On April 14, 2011 a unique event focused on management of alluvial soils was conducted by an interdisciplinary team from 3 separate government agencies. The goals of the meeting were: increasing awareness of serious erosion issues with alluvial soils, exploring options to lessen sediment loads and promoting protection of  floodplain soils with a variety of conservation practices. Sediment washed into Vermont's rivers and streams from agricultural fields is a water quality concern as far as turbidity and phosphorus pollution in Lake Champlain. Staci Pomeroy from the River Management Program from the Vermont Department of Environmental Conservation, Ben Gabos from the Vermont Agency of Agriculture and Caroline Alves from the USDA Natural Resources Conservation Service (NRCS) all combined efforts to develop the agenda and conduct the workshop. Staci Pomeroy explains river processes with the flume
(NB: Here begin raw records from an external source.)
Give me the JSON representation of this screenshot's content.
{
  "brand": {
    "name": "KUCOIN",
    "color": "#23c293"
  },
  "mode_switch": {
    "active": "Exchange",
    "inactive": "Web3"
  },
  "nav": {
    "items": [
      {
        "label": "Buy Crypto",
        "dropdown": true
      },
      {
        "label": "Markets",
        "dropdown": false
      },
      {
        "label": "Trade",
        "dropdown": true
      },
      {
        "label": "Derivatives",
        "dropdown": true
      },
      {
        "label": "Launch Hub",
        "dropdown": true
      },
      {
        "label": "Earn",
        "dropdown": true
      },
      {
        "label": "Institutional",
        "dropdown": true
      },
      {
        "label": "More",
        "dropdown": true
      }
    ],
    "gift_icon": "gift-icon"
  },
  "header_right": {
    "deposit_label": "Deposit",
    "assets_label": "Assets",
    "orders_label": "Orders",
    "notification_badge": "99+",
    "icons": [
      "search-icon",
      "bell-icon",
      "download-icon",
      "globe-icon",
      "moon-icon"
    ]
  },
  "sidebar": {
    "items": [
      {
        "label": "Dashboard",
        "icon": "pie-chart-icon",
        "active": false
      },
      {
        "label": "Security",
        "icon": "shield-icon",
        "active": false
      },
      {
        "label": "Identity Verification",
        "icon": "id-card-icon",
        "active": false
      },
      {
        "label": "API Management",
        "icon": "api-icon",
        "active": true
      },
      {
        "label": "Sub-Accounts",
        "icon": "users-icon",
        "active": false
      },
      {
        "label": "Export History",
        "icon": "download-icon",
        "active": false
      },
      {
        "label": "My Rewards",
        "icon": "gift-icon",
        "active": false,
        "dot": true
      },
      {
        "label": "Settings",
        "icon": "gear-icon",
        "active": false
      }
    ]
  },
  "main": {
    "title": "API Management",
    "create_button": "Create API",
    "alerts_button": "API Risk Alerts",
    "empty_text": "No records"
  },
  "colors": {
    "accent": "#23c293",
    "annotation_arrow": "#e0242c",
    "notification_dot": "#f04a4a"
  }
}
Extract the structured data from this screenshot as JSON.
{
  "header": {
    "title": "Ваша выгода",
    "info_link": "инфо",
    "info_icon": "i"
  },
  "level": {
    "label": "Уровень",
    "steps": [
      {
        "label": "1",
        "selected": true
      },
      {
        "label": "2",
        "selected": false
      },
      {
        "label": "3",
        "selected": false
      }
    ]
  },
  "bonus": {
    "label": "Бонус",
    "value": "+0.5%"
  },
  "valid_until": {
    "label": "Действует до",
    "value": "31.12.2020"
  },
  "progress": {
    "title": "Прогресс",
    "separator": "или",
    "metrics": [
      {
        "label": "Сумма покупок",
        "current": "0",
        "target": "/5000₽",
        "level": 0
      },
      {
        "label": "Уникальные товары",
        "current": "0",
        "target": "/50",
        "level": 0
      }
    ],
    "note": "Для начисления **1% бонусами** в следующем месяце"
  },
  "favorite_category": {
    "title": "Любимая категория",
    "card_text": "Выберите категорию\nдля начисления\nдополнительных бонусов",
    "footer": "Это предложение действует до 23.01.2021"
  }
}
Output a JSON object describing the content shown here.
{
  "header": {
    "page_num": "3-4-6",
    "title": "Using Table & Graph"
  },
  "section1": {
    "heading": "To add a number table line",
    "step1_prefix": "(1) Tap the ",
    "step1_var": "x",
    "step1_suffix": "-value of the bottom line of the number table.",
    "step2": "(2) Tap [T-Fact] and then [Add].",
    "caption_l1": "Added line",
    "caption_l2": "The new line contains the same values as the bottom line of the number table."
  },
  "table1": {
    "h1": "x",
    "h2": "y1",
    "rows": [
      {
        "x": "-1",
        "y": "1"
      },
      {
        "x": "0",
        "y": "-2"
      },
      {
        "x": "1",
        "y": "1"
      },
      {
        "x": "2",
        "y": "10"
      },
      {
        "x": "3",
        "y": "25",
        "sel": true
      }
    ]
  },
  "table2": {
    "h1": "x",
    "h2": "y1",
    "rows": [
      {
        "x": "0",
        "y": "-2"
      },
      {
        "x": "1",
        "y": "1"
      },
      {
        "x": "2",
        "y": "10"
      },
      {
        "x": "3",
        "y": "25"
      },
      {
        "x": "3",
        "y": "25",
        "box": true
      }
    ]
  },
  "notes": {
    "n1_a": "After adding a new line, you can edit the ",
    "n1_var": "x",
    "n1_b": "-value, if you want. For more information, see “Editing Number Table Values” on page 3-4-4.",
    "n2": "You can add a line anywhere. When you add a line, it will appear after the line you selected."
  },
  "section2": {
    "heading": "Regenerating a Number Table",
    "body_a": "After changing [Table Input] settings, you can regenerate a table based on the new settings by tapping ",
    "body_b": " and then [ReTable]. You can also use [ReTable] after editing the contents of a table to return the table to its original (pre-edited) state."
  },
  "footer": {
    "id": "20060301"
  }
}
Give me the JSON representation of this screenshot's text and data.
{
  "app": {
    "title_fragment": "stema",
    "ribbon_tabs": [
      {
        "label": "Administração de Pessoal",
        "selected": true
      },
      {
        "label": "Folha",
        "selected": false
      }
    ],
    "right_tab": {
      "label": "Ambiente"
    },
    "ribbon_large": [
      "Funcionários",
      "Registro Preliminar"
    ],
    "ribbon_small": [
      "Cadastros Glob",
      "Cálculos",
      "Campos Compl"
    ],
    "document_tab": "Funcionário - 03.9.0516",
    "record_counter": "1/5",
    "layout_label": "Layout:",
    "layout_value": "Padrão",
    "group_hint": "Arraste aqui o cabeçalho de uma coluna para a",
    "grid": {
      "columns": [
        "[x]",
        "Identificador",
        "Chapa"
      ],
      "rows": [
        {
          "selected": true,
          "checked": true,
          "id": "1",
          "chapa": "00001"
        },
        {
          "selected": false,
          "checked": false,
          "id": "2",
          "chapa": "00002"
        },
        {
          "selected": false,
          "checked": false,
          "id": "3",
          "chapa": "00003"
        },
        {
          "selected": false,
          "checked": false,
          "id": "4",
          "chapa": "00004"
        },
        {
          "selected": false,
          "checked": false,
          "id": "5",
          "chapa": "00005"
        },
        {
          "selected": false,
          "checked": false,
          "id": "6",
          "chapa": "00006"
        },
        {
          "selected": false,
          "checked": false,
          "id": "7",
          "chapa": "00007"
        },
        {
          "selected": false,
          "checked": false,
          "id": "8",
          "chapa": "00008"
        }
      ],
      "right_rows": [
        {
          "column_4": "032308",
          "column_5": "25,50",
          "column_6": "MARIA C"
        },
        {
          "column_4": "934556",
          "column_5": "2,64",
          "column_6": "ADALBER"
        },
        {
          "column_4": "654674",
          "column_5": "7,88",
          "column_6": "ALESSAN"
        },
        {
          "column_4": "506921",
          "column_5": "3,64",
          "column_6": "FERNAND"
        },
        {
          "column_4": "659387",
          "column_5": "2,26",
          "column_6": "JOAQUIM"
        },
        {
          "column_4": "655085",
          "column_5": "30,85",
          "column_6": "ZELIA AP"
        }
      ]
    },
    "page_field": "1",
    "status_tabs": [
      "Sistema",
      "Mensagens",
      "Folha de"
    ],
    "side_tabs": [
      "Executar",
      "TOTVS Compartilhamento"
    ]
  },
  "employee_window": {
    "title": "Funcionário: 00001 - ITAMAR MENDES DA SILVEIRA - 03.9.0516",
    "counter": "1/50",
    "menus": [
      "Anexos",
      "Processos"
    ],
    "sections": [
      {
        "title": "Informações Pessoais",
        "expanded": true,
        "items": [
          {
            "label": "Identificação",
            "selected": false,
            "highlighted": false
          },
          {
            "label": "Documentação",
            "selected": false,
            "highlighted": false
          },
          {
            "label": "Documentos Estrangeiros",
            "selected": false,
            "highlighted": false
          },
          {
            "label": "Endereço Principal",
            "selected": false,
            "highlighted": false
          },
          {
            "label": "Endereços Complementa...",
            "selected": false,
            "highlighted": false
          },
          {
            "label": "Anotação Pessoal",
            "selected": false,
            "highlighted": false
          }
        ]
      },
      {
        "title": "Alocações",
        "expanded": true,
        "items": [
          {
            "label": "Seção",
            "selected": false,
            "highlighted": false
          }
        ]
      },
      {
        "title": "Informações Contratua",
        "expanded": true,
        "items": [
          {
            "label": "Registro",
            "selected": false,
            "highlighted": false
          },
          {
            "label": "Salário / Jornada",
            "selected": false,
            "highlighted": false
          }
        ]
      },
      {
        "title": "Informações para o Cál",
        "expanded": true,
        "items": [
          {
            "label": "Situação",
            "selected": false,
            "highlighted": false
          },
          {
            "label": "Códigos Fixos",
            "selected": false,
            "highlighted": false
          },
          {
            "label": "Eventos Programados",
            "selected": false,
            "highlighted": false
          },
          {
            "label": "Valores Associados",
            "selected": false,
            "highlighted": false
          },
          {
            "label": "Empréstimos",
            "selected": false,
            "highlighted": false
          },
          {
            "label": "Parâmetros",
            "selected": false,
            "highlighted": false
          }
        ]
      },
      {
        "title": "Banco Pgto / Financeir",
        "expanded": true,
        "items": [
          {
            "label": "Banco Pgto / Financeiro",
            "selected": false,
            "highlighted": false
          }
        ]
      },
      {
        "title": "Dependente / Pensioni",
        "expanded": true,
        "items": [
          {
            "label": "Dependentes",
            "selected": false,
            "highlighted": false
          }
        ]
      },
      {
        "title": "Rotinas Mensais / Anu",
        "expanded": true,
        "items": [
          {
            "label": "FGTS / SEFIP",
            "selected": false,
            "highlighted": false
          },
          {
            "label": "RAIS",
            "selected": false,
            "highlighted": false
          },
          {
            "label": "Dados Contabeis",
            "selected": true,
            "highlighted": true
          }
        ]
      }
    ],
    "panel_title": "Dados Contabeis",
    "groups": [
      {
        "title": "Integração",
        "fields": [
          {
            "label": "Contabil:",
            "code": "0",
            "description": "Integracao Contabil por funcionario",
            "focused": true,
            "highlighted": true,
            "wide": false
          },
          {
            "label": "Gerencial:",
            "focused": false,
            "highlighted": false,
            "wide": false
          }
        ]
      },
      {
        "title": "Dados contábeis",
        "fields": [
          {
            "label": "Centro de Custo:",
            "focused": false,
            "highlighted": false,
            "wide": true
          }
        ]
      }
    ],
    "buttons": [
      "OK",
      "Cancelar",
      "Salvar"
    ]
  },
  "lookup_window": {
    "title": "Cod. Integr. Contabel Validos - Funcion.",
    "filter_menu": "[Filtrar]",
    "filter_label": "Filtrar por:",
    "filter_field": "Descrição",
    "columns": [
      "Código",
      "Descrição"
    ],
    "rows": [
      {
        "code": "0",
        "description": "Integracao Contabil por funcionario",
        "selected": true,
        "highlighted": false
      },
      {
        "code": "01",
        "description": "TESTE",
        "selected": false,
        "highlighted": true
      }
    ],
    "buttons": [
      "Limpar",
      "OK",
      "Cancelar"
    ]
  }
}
The workshop started with a flume table demonstration of river processes. Next, there was a presentation on the highly variable nature of alluvial soils,  in terms of texture and drainage. With a better understanding of the dynamic riverine environment,  the next topic covered some case studies - illustrating practices that can be put in place to prevent massive soil erosion - that can so easily occur in these highly vulnerable areas. The morning wrapped up with a panel discussion led by Kip Potter of NRCS - centered on policy issues and finding better ways to flag these soils as contributors of sediment. NRCS does not rate alluvial soils as HEL, or Highly Erodible Land, since floodplains always have flat slopes and scouring from water flow from rivers is not taken into account with the HEL rating system.  Representatives from the Farm Service Agency (USDA-FSA), Friends of Northern Lake Champlain, The Nature Conservancy (TNC), NRCS, and the Vermont Agency of Agriculture all participated on the panel. The 30 attendees (from NRCS, Extension Service, Conservation Districts, University of Vermont and agricultural consultants) all had excellent input to the discussion as well.Ben Gabos (in the white hat) explains conservation practices

In the afternoon, there was a field trip to the Boissoneault Farm where Ben Gabos had worked with Jason Boissoneault to install a variety of practices to revegetate areas that had re-occurring sizable erosion problems from flood waters. Economically, the dollar return from participating in the conservation programs in this situation is much better than the loss of revenue with corn plants and fertilizer being washed away or inundated by sediment every year. Much of the field area can still be planted to corn. That afternoon the water was over the banks of the Lamoille River and running through the flood chutes so there was a chance to see how the practices were working to hold soil in place, in real time.

We are hoping to hold a similar Alluvial Soils Workshop in the spring of 2012 in southern Vermont - stay tuned. There is a real need to work cooperatively and continue these discussions with the many agencies and individuals involved river management. Local agricultural production is supported by many around the state, so methods to improve water quality and prevent soils loss from these highly productive alluvial soils is of crucial concern.

Contact: Caroline Alves, 802-865-7895 ext. 203, Caroline.Alves@vt.usda.gov